Anthony Salcido is a bit different—eccentric, even—a Latino who is both a leader in finance and an avid surfer. He’s never been fazed by standing out. The ninth of ten children of a carpenter father and a mother who worked in a factory, he was pegged by his father as the one who would break the mold.
“My dad kept saying, ‘Son, I didn’t work my tail off in construction so that none of my kids would go to college. You’re my last hope,’” Salcido recalls.
Sweating on construction sites and plucking out splinters during high school summer breaks was enough real-world experience for Salcido to heed his father’s plea. After becoming the first in his family to graduate from college, he worked in public accounting for seven years, first with KPMG and then with Price Waterhouse. A few years into his tenure with Price Waterhouse, he got a call from a recruiter asking if he’d be interested in moving to New York to work for PepsiCo’s international restaurant division, which included Pizza Hut, KFC, and Taco Bell. It wasn’t a simple decision.
“I grew up in Southern California, and I’m a surfer,” he says. “At first I thought, ‘You’ve gotta be crazy.’ But the more I looked into it, the more it seemed like the right move. That was the turning point in my career that opened my eyes to corporate America.”
After two years at the PepsiCo headquarters in New York (he found some waves to ride in the Hamptons), Salcido and his family made another move to Wichita, Kansas, to work with the Pizza Hut International division. On its face, the transfer was a Middle America, small-city move—“There were practically no Hispanics in Wichita,” Salcido notes. Nevertheless it opened up the world for Salcido. Every year, he would travel at least once to Europe, Asia, and Latin America. It was a dizzying and enthralling experience for Salcido, who had been on a grand total of one plane ride before graduating from college.
“I had no anticipation it would be like that with all the travel,” he says. “I saw all these execs traveling in Europe and living abroad. It seemed normal for them, but for me, it was not normal at all.”
He traveled not just across the continents, but also on a steadily upward trajectory in his career. In 2005, he joined Toyota, where he is currently the vice president and corporate controller. Salcido oversees more than one hundred employees. He is responsible for all the accounting of vehicles and parts sales, and the monthly, quarterly, and annual closes and financial reporting.
There is more than usual on his plate right now because the company is bringing sales and manufacturing together at a single headquarters. Salcido is tasked with moving the people, processes, and systems in accounting from two different states to Plano, Texas. Many employees made the decision not to make the move, which meant there was also a hiring frenzy as Salcido and the company made sure the departing employees knew they were valued for their contributions.
“That’s the giant project I’m working on right now,” he says. “I need to make sure nothing falls through the cracks, because I’m in charge of internal controls.”

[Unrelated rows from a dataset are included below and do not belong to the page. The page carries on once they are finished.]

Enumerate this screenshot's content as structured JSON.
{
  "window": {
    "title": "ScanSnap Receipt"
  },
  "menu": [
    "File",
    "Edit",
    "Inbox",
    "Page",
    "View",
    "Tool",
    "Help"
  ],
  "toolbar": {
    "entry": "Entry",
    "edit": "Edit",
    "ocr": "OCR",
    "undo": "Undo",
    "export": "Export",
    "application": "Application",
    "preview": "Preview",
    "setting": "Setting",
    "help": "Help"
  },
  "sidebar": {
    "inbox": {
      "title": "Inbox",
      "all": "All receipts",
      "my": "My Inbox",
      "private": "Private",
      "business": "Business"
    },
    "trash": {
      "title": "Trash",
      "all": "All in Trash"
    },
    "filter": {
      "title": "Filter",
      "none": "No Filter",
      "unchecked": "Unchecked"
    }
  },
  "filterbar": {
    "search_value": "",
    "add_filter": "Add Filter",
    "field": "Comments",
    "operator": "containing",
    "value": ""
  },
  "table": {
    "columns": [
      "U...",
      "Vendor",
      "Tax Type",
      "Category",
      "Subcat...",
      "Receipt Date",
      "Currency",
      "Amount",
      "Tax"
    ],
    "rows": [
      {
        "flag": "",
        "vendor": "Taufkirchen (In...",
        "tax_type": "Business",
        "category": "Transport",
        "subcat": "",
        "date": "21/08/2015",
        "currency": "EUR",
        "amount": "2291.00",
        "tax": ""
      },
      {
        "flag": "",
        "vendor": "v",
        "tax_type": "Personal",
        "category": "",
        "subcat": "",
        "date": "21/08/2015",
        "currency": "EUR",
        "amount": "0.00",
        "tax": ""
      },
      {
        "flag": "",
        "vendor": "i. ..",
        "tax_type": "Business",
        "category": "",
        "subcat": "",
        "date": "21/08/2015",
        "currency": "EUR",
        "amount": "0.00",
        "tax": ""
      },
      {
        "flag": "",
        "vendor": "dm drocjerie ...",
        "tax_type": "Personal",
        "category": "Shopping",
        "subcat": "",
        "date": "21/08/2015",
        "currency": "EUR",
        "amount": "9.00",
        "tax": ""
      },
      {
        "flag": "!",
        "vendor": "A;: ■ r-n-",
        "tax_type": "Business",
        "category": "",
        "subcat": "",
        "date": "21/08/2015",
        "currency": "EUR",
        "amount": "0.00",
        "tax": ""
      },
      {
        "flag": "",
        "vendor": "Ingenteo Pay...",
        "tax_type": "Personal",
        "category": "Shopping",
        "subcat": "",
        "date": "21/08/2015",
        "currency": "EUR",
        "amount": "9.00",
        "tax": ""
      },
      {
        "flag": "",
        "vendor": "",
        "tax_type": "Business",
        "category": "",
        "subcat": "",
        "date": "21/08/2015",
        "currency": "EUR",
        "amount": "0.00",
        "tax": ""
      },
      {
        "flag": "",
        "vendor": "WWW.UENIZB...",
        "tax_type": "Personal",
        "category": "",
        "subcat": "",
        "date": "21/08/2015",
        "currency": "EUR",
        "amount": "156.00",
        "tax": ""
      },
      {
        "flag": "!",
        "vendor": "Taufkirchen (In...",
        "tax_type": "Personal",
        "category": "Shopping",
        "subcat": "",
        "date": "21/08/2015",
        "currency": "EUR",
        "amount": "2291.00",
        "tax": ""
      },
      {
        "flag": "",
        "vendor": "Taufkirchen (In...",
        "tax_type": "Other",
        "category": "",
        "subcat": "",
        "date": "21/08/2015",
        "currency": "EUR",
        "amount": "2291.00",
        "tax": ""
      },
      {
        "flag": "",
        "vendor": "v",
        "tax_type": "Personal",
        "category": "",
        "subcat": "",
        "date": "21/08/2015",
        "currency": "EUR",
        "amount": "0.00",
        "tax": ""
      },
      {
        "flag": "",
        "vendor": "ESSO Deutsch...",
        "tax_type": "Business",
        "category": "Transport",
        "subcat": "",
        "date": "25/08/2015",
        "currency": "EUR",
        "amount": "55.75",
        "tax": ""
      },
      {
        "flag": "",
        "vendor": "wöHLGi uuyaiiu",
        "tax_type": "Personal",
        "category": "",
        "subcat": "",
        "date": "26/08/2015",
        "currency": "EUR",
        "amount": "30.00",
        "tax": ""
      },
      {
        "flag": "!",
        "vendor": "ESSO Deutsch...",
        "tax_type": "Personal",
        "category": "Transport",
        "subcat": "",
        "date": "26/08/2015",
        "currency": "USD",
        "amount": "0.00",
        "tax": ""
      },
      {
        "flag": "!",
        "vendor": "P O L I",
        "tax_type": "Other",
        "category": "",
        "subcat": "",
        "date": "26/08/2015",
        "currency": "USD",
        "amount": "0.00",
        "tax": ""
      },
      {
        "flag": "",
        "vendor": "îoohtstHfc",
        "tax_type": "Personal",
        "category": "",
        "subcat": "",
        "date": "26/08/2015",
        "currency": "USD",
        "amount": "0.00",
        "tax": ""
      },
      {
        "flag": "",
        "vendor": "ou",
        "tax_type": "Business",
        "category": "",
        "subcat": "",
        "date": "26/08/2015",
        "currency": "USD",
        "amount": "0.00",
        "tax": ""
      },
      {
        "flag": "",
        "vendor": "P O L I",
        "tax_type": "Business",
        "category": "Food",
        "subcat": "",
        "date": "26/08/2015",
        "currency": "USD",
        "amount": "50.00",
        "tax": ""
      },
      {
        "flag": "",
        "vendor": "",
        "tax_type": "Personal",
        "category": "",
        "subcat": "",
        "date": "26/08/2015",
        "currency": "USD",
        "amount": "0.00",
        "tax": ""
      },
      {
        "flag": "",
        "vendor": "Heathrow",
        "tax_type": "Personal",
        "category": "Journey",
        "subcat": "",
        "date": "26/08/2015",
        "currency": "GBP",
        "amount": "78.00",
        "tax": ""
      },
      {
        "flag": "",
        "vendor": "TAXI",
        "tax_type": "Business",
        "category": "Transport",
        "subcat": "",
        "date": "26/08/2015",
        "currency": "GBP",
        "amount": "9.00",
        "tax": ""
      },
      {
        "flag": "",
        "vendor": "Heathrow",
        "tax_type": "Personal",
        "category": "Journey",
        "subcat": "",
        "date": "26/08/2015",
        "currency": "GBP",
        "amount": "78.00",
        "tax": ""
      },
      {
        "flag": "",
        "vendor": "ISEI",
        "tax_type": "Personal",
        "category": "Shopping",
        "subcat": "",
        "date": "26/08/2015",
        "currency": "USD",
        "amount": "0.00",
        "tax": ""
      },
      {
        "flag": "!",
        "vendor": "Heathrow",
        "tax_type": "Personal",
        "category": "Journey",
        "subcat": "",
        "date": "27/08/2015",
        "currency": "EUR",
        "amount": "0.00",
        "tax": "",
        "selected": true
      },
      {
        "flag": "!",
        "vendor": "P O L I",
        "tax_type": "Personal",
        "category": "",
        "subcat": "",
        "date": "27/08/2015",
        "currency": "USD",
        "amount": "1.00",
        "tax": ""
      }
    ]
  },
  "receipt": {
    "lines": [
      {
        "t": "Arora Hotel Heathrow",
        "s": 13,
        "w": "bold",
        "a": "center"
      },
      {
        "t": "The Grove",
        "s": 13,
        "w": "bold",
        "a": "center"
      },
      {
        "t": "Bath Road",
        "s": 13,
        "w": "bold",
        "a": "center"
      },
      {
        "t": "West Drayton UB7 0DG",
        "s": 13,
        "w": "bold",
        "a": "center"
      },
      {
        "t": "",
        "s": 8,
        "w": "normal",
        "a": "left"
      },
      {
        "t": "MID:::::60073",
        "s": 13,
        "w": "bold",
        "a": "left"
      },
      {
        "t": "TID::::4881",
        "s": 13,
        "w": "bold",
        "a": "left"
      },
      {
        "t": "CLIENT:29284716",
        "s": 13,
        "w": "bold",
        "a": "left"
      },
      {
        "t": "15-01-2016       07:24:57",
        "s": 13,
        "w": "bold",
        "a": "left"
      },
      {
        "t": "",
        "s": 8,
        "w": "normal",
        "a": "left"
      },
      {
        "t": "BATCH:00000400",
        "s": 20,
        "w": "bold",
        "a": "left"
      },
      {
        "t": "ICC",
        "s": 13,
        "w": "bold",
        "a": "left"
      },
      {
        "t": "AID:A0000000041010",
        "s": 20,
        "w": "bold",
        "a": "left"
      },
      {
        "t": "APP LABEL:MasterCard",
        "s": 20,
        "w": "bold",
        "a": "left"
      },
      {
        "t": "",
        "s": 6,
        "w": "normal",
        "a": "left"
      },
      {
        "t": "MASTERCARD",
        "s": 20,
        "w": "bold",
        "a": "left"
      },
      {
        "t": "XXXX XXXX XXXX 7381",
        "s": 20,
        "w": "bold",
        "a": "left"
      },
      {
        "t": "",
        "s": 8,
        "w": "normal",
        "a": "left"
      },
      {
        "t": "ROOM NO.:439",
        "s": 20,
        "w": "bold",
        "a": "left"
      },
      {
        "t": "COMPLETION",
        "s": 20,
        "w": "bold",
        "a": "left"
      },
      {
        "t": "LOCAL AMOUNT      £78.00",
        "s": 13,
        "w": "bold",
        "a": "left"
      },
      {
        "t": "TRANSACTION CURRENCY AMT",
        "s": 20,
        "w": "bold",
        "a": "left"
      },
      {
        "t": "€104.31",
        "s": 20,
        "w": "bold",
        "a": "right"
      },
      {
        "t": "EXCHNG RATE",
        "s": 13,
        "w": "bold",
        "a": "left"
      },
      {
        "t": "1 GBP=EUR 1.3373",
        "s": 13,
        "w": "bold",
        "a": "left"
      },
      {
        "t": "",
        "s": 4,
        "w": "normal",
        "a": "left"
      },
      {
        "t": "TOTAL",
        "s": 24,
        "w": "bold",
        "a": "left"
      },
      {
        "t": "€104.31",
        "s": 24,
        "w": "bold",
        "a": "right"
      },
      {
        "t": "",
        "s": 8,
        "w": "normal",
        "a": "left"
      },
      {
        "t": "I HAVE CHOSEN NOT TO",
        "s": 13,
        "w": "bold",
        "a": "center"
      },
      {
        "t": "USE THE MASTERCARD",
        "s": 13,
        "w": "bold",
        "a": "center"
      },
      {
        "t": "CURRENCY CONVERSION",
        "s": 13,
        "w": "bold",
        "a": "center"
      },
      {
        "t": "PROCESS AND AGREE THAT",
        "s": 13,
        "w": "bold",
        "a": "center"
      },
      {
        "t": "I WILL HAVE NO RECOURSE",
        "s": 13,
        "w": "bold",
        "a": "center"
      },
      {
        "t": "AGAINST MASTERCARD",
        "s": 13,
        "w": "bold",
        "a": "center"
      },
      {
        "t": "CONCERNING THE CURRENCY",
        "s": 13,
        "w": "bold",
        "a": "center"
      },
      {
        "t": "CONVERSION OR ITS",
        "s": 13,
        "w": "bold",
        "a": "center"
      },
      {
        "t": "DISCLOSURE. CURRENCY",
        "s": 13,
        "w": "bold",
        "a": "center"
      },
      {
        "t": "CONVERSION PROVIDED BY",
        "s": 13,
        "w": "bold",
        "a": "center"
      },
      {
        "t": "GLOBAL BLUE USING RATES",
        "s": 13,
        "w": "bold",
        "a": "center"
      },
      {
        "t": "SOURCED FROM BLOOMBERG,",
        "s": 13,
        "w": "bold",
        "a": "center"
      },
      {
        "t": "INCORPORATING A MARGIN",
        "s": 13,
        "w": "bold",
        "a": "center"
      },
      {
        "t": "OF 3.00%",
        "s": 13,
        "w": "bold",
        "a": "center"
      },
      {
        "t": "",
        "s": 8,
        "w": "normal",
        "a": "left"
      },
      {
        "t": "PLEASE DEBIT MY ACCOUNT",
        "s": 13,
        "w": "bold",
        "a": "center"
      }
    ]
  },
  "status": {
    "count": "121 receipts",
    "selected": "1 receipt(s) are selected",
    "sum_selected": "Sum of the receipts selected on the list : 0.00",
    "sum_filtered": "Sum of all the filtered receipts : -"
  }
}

“For the longest time, I had my head down, and I was climbing the ladder and raising my family and moving around the country, just working my tail off. I’d noticed the lack of Hispanics, but there wasn’t a lot I could do about it other than hire some folks. Now I feel I’m in more of a position where I can do something.”
Yet, even as he immerses himself in the business of bringing the company’s two branches together, Salcido has been increasing his involvement in trying to bring more Latinos into an industry where there have traditionally been few.
“For the longest time, I had my head down, and I was climbing the ladder and raising my family and moving around the country, just working my tail off,” he says. “I’d noticed the lack of Hispanics, but there wasn’t a lot I could do about it other than hire some folks. Now I feel I’m in more of a position where I can do something.”
It’s not just talk. Since 2008, Salcido has been a board member of the Hispanic Scholarship Fund, which “strives to make college education a top priority for every Latino family across the nation,” according to its website.
Recently, Salcido attended a HSF conference in Silicon Valley where they hosted one hundred of the nation’s top Hispanic students, all of them sponsored by Toyota. Having built a career as a Hispanic without much external help, it’s gratifying for Salcido to see the bright promise of young Hispanics today.
“It was a beautiful sight,” he says of the conference. “These kids were coming from all these top-tier schools—MIT, Stanford, Columbia. It was amazing to see the enthusiasm. That just wasn’t there when I was going through school; Hispanics didn’t have that kind of presence. Part of the change is the sheer volume of the Latino population now. What I also hope is happening is that there will be more and more young Latinos looking for a better life and getting that through education.”